After a few minutes in the classroom, where he looked at me and said, very authoratively, “don’t cry mommy”, the parents of the kindergarteners were to report to the library for a reading seminar. Sitting in there, I pondered questions like, what if he forgets his pin # in the cafeteria and doesn’t get to eat? What if he gets put on the wrong bus and isn’t able to tell the bus driver where he is supposed to go? What if there’s an earthquake, or tornado, or a teradactyl sweeps in an open window and flies off with him? What if, what if, what if. (maybe the first day of kindergarten wasn’t such a great choice of dates for the reading seminar, as I saw a few other teary eyes and worried parents, whom I’m sure were less that focused on the presentation)
“After the seminar, I’ll go to his classroom and take him home with me forever check on him.”, I thought. But then again, what if that embarassed him……………..
Luckily, his class was taking a bathroom break just outside the library when we exited. I was able to see him one last time. He even came up and gave me a big hug and told me all about the breakfast he had just finished. He seemed to be doing well. Truthfully, probably better than me. I am quite proud of myself. I didn’t cry…….well, not alot anyways.
It seems weird here today. It’s one of my rare days off, and to just have one kid is strange, but it is nice to have the one on one time with the youngest. I’m getting lots of hugs and “I love you’s”, and I think he’s thrilled to not have to share the toys and tv.
Maybe later I’ll convince him to take a nap. I’m exhausted from my sleepless night and eventful morning.
June 20, 2008
Sunday mornings are hectic around our house. Since it’s usually my only day off, I sleep in until the last minute, then am extremley rushed to get everyone and everything ready for church.
Recently, my oldest was taking a bath, whilst I was standing in the bathroom getting ready. I asked him to wash himself, to save time.
Him: “You wash me.”
Me: “No, you wash yourself today.”
Him: “I don’t want to.”
Me: “Well son, sometimes we have to do things we don’t want to do. It’s a fact of life. Even grown-ups sometimes have to do things they don’t want to do.”

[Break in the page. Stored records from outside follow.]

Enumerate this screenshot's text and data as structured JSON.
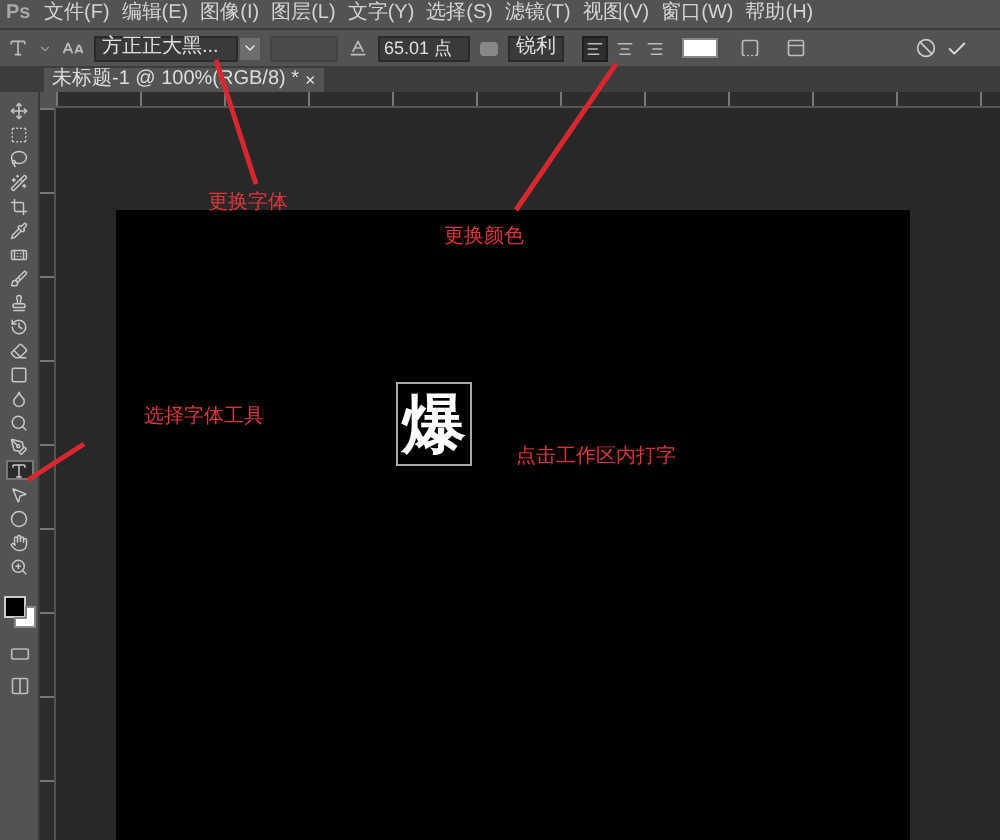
{
  "app": {
    "logo": "Ps"
  },
  "menu": [
    "文件(F)",
    "编辑(E)",
    "图像(I)",
    "图层(L)",
    "文字(Y)",
    "选择(S)",
    "滤镜(T)",
    "视图(V)",
    "窗口(W)",
    "帮助(H)"
  ],
  "options_bar": {
    "font_family": "方正正大黑...",
    "font_size": "65.01 点",
    "antialias": "锐利",
    "swatches": [
      {
        "color": "#ffffff"
      }
    ],
    "alignment": [
      {
        "kind": "left",
        "selected": true
      },
      {
        "kind": "center",
        "selected": false
      },
      {
        "kind": "right",
        "selected": false
      }
    ]
  },
  "document_tab": {
    "title": "未标题-1 @ 100%(RGB/8) *",
    "close": "×"
  },
  "tools": [
    {
      "kind": "move",
      "selected": false
    },
    {
      "kind": "marquee",
      "selected": false
    },
    {
      "kind": "lasso",
      "selected": false
    },
    {
      "kind": "quick-select",
      "selected": false
    },
    {
      "kind": "crop",
      "selected": false
    },
    {
      "kind": "eyedropper",
      "selected": false
    },
    {
      "kind": "healing",
      "selected": false
    },
    {
      "kind": "brush",
      "selected": false
    },
    {
      "kind": "stamp",
      "selected": false
    },
    {
      "kind": "history",
      "selected": false
    },
    {
      "kind": "eraser",
      "selected": false
    },
    {
      "kind": "gradient",
      "selected": false
    },
    {
      "kind": "blur",
      "selected": false
    },
    {
      "kind": "dodge",
      "selected": false
    },
    {
      "kind": "pen",
      "selected": false
    },
    {
      "kind": "type",
      "selected": true
    },
    {
      "kind": "path-select",
      "selected": false
    },
    {
      "kind": "shape",
      "selected": false
    },
    {
      "kind": "hand",
      "selected": false
    },
    {
      "kind": "zoom",
      "selected": false
    }
  ],
  "colors": [
    {
      "kind": "foreground",
      "color": "#000000"
    },
    {
      "kind": "background",
      "color": "#ffffff"
    }
  ],
  "canvas": {
    "text": "爆"
  },
  "annotations": [
    {
      "text": "更换字体"
    },
    {
      "text": "更换颜色"
    },
    {
      "text": "选择字体工具"
    },
    {
      "text": "点击工作区内打字"
    }
  ]
}
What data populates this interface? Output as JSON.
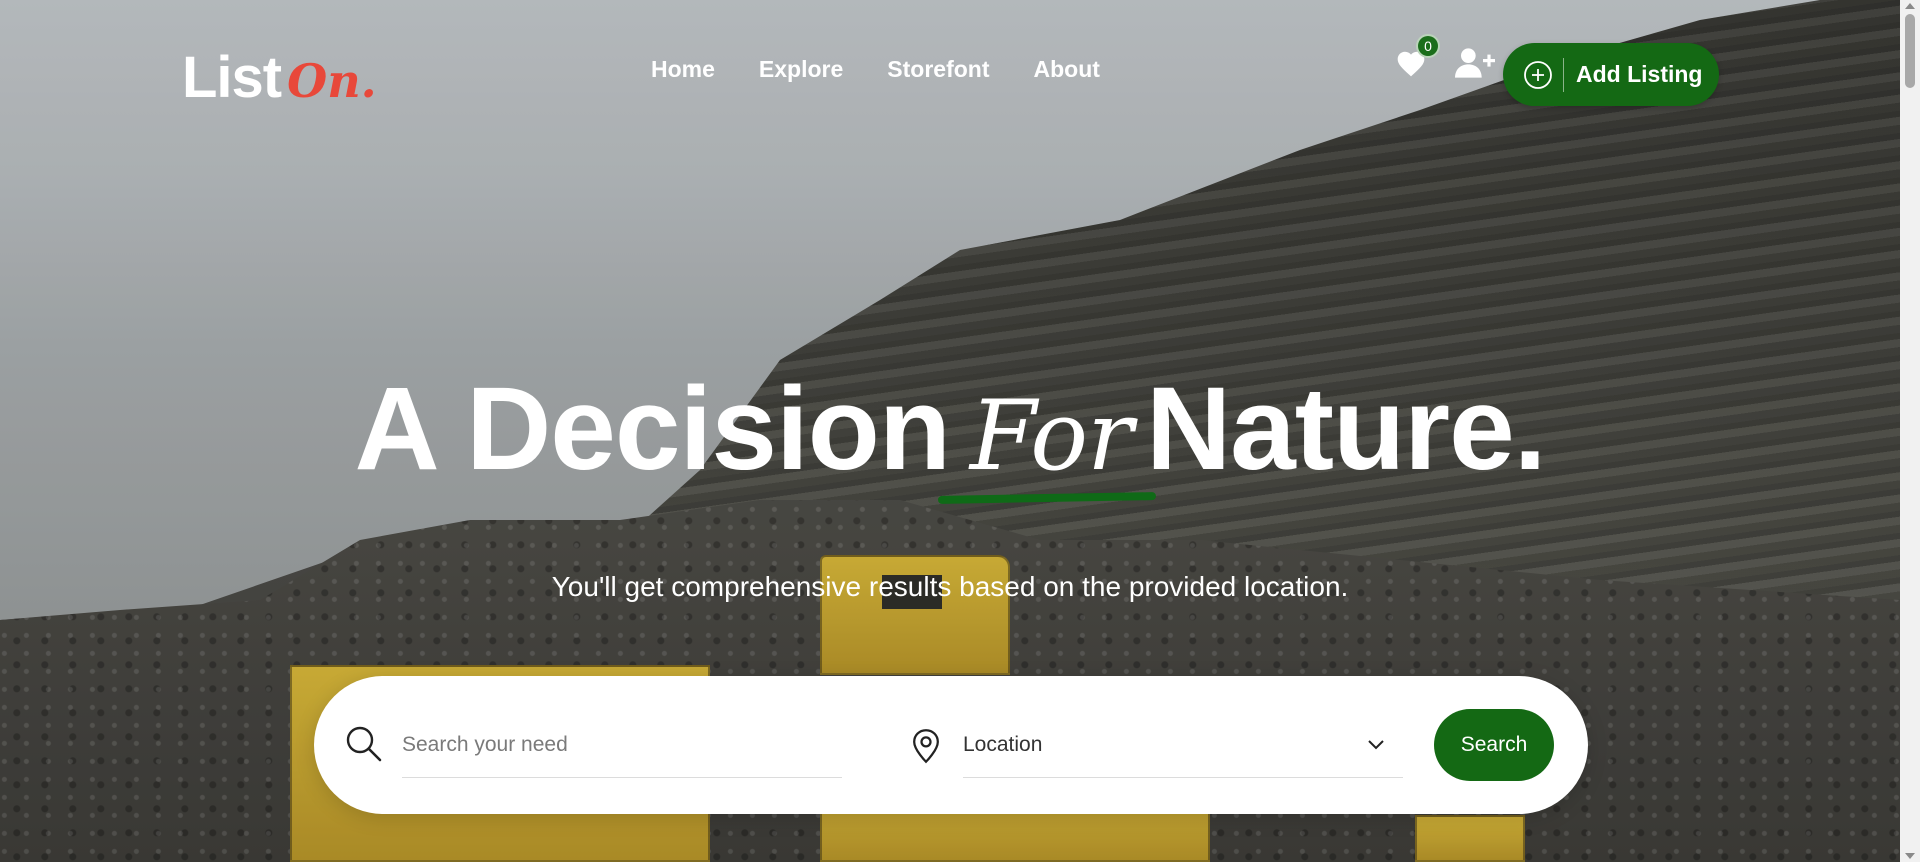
{
  "brand": {
    "logo_main": "List",
    "logo_accent": "On."
  },
  "nav": {
    "items": [
      {
        "label": "Home"
      },
      {
        "label": "Explore"
      },
      {
        "label": "Storefont"
      },
      {
        "label": "About"
      }
    ]
  },
  "header_actions": {
    "wishlist_icon": "heart-icon",
    "wishlist_count": "0",
    "account_icon": "user-plus-icon",
    "add_listing_icon": "plus-circle-icon",
    "add_listing_label": "Add Listing"
  },
  "hero": {
    "title_before": "A Decision",
    "title_accent": "For",
    "title_after": "Nature.",
    "subtitle": "You'll get comprehensive results based on the provided location."
  },
  "search": {
    "search_icon": "search-icon",
    "query_value": "",
    "query_placeholder": "Search your need",
    "location_icon": "map-pin-icon",
    "location_value": "Location",
    "dropdown_icon": "chevron-down-icon",
    "button_label": "Search"
  },
  "colors": {
    "accent_green": "#146914",
    "logo_red": "#e8483a",
    "white": "#ffffff"
  }
}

Him: “Exactly, you don’t want to wash me, but you’re going to have to, because I’m not doing it.”
Sometimes he’s just too smart.

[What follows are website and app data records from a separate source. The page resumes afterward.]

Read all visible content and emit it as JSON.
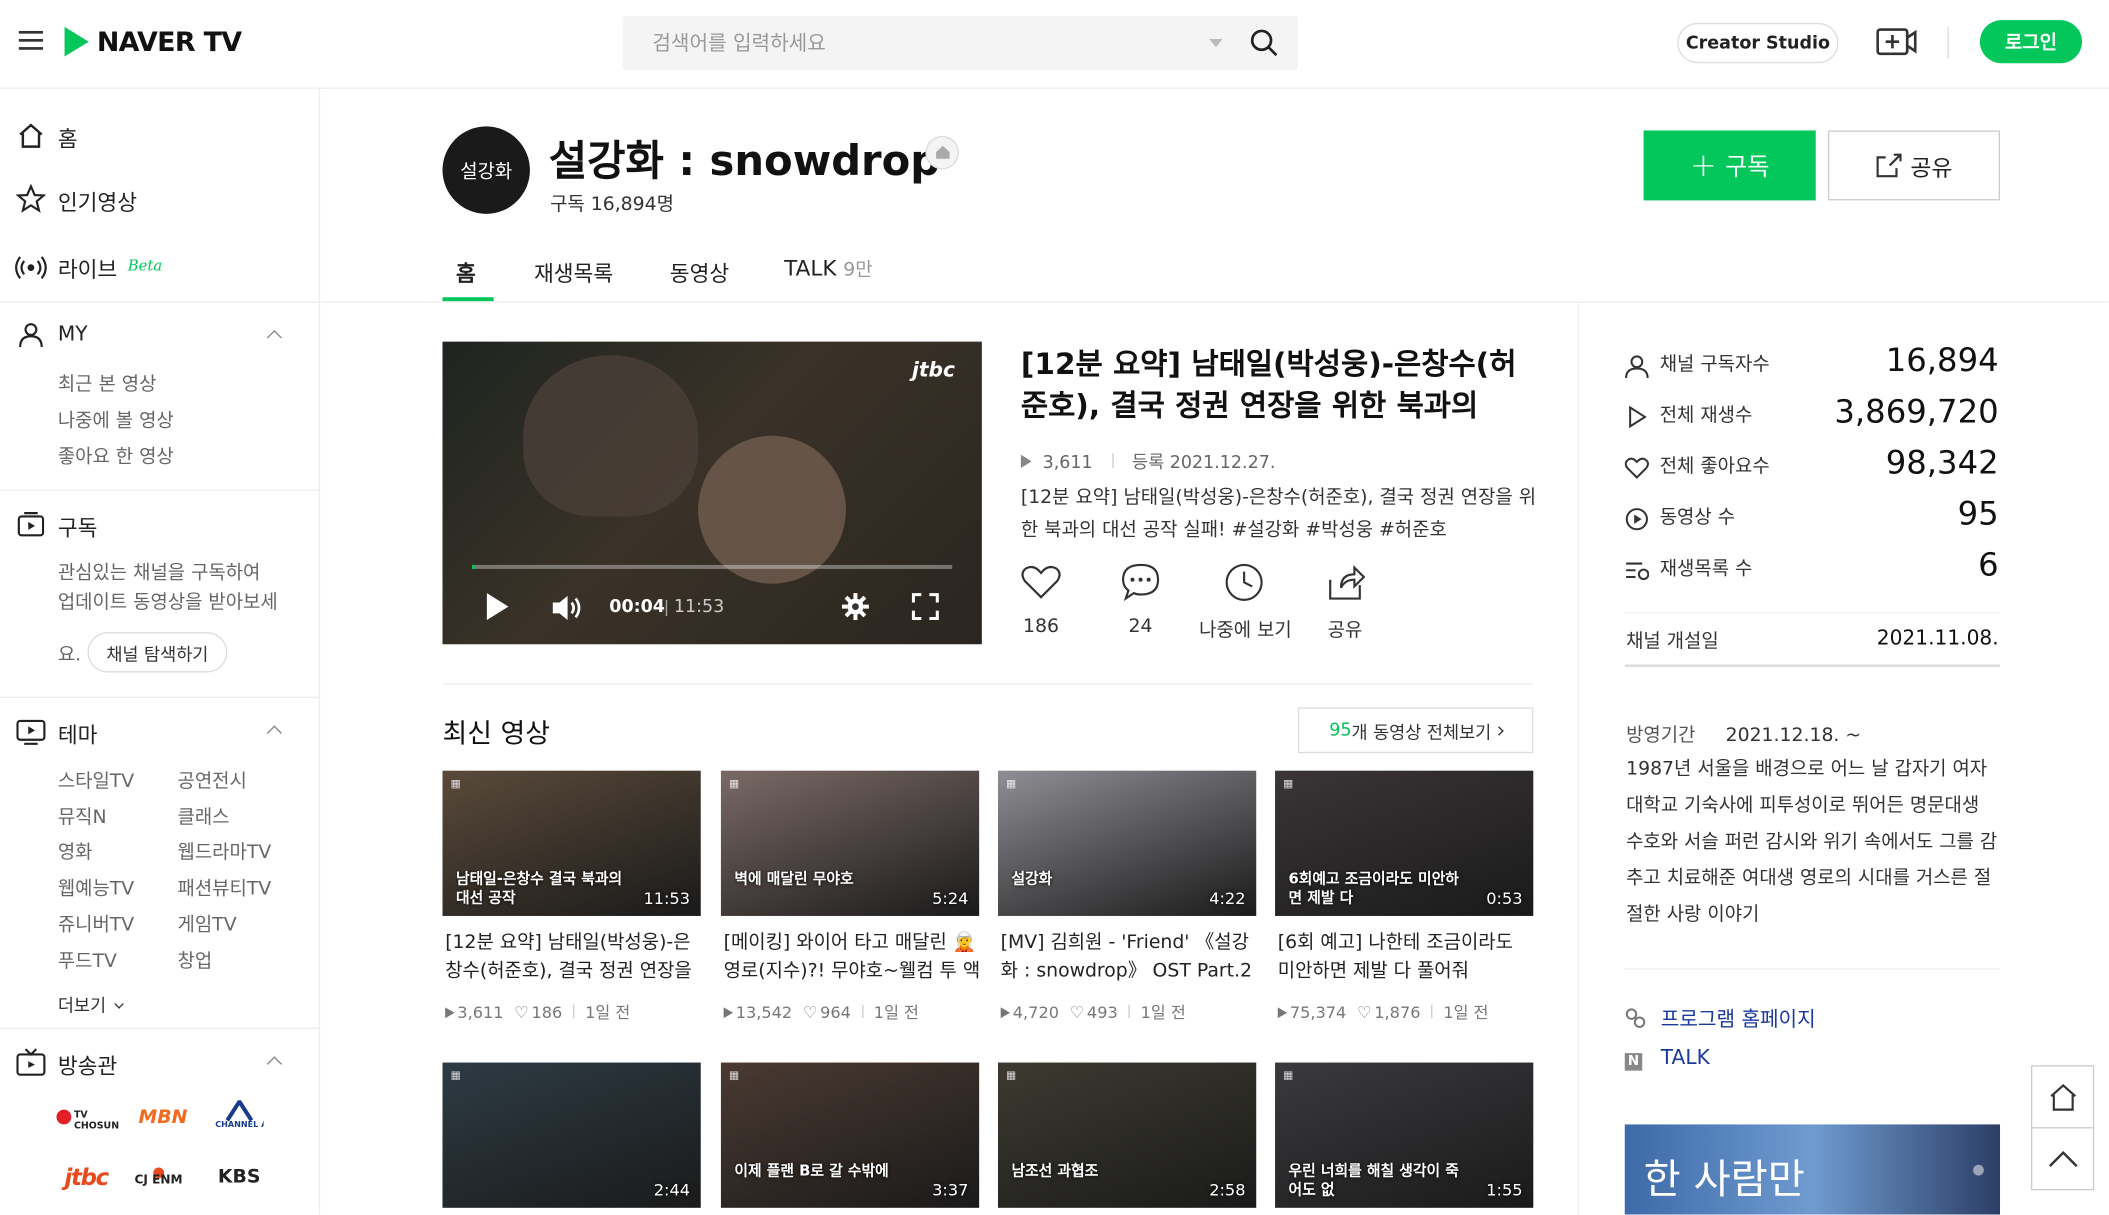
{
  "header": {
    "logo_text": "NAVER TV",
    "search_placeholder": "검색어를 입력하세요",
    "creator_studio": "Creator Studio",
    "login": "로그인",
    "colors": {
      "brand": "#03c75a"
    }
  },
  "sidebar": {
    "home": "홈",
    "popular": "인기영상",
    "live": "라이브",
    "live_beta": "Beta",
    "my": "MY",
    "my_items": [
      "최근 본 영상",
      "나중에 볼 영상",
      "좋아요 한 영상"
    ],
    "subscribe": "구독",
    "subscribe_desc1": "관심있는 채널을 구독하여",
    "subscribe_desc2": "업데이트 동영상을 받아보세",
    "subscribe_desc3": "요.",
    "explore_btn": "채널 탐색하기",
    "theme": "테마",
    "theme_items": [
      "스타일TV",
      "공연전시",
      "뮤직N",
      "클래스",
      "영화",
      "웹드라마TV",
      "웹예능TV",
      "패션뷰티TV",
      "쥬니버TV",
      "게임TV",
      "푸드TV",
      "창업"
    ],
    "more": "더보기",
    "broadcast": "방송관",
    "broadcasters": [
      "TV CHOSUN",
      "MBN",
      "CHANNEL A",
      "jtbc",
      "CJ ENM",
      "KBS"
    ]
  },
  "channel": {
    "avatar_text": "설강화",
    "name": "설강화 : snowdrop",
    "subscribers": "구독 16,894명",
    "subscribe_btn": "구독",
    "share_btn": "공유",
    "tabs": [
      "홈",
      "재생목록",
      "동영상",
      "TALK"
    ],
    "talk_count": "9만"
  },
  "featured": {
    "watermark": "jtbc",
    "time_current": "00:04",
    "time_total": "11:53",
    "progress": 0.006,
    "title": "[12분 요약] 남태일(박성웅)-은창수(허준호), 결국 정권 연장을 위한 북과의",
    "views": "3,611",
    "date_label": "등록 2021.12.27.",
    "desc": "[12분 요약] 남태일(박성웅)-은창수(허준호), 결국 정권 연장을 위한 북과의 대선 공작 실패! #설강화 #박성웅 #허준호",
    "actions": [
      {
        "icon": "heart-icon",
        "label": "186"
      },
      {
        "icon": "comment-icon",
        "label": "24"
      },
      {
        "icon": "clock-icon",
        "label": "나중에 보기"
      },
      {
        "icon": "share-icon",
        "label": "공유"
      }
    ]
  },
  "stats": {
    "rows": [
      {
        "icon": "person-icon",
        "label": "채널 구독자수",
        "value": "16,894"
      },
      {
        "icon": "play-icon",
        "label": "전체 재생수",
        "value": "3,869,720"
      },
      {
        "icon": "heart-icon",
        "label": "전체 좋아요수",
        "value": "98,342"
      },
      {
        "icon": "video-count-icon",
        "label": "동영상 수",
        "value": "95"
      },
      {
        "icon": "playlist-icon",
        "label": "재생목록 수",
        "value": "6"
      }
    ],
    "opened_label": "채널 개설일",
    "opened_value": "2021.11.08.",
    "broadcast_label": "방영기간",
    "broadcast_value": "2021.12.18. ~",
    "synopsis": "1987년 서울을 배경으로 어느 날 갑자기 여자대학교 기숙사에 피투성이로 뛰어든 명문대생 수호와 서슬 퍼런 감시와 위기 속에서도 그를 감추고 치료해준 여대생 영로의 시대를 거스른 절절한 사랑 이야기",
    "program_link": "프로그램 홈페이지",
    "talk_link": "TALK",
    "banner_text": "한 사람만"
  },
  "latest": {
    "title": "최신 영상",
    "count": "95",
    "view_all": "개 동영상 전체보기",
    "videos": [
      {
        "duration": "11:53",
        "title": "[12분 요약] 남태일(박성웅)-은창수(허준호), 결국 정권 연장을 위한 북과의",
        "views": "3,611",
        "likes": "186",
        "ago": "1일 전",
        "caption": "남태일-은창수 결국 북과의 대선 공작",
        "bg": "#5a4a3a"
      },
      {
        "duration": "5:24",
        "title": "[메이킹] 와이어 타고 매달린 🧝 영로(지수)?! 무야호~웰컴 투 액션의 세계",
        "views": "13,542",
        "likes": "964",
        "ago": "1일 전",
        "caption": "벽에 매달린 무야호",
        "bg": "#7a6a66"
      },
      {
        "duration": "4:22",
        "title": "[MV] 김희원 - 'Friend' 《설강화 : snowdrop》 OST Part.2",
        "views": "4,720",
        "likes": "493",
        "ago": "1일 전",
        "caption": "설강화",
        "bg": "#8e8e94"
      },
      {
        "duration": "0:53",
        "title": "[6회 예고] 나한테 조금이라도 미안하면 제발 다 풀어줘",
        "views": "75,374",
        "likes": "1,876",
        "ago": "1일 전",
        "caption": "6회예고 조금이라도 미안하면 제발 다",
        "bg": "#3a3536"
      },
      {
        "duration": "2:44",
        "caption": "",
        "bg": "#2d3b44"
      },
      {
        "duration": "3:37",
        "caption": "이제 플랜 B로 갈 수밖에",
        "bg": "#4a3a32"
      },
      {
        "duration": "2:58",
        "caption": "남조선 과협조",
        "bg": "#3c3a30"
      },
      {
        "duration": "1:55",
        "caption": "우린 너희를 해칠 생각이 죽어도 없",
        "bg": "#3a3a3e"
      }
    ]
  }
}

And yes, I did wash him.
June 11, 2008
My mom has a small blow-up pool, where my kids and I go almost every day after work. My boys have invented an adorable game, which they like to call “Lost Boy”.
The game goes like this: both boys walk to the opposite side of the pool from my mom and I, then the oldest places his arm around the youngest, and says, “are you a lost little boy?”.
“I a wost boy”, his brother replies, and the oldest leads him to me, or my mother, and says, here’s your lost little boy.
“What’s your name?”, we ask the toddler. “Wost boy”, he says. Then he hugs us, goes over to the other side of the pool, and we do the whole thing again. It’s adorable.
Today I begged them to play, “Wost Boy”. After I had asked multiple times, my oldest said, “Mommy, we’ve retired from playing that.”
April 15, 2008
This weekend a “bad word” was uttered around the dominoe table, with my oldest present. I took the opportunity to explain that sometimes adults screw up, and they shouldn’t say bad words, and he definitely shouldn’t say them.
“I know mommy, I won’t say it, or shit either”.
I laughed so hard I cried, and I felt guilty that I couldn’t tell him, with a straight face, that his potty mouth wasn’t funny.
April 15, 2008
My oldest, who is five, often uses words that amaze me, in relation to his size. His latest saying is, “I exist”, which he says in the context of, “I insist”.
The first time I heard this gem was earlier today, when he had colored half of a beautiful picture. He asked me to finish it, and I refused, telling him he was doing a great job. He replied, “you finish it, I exist”.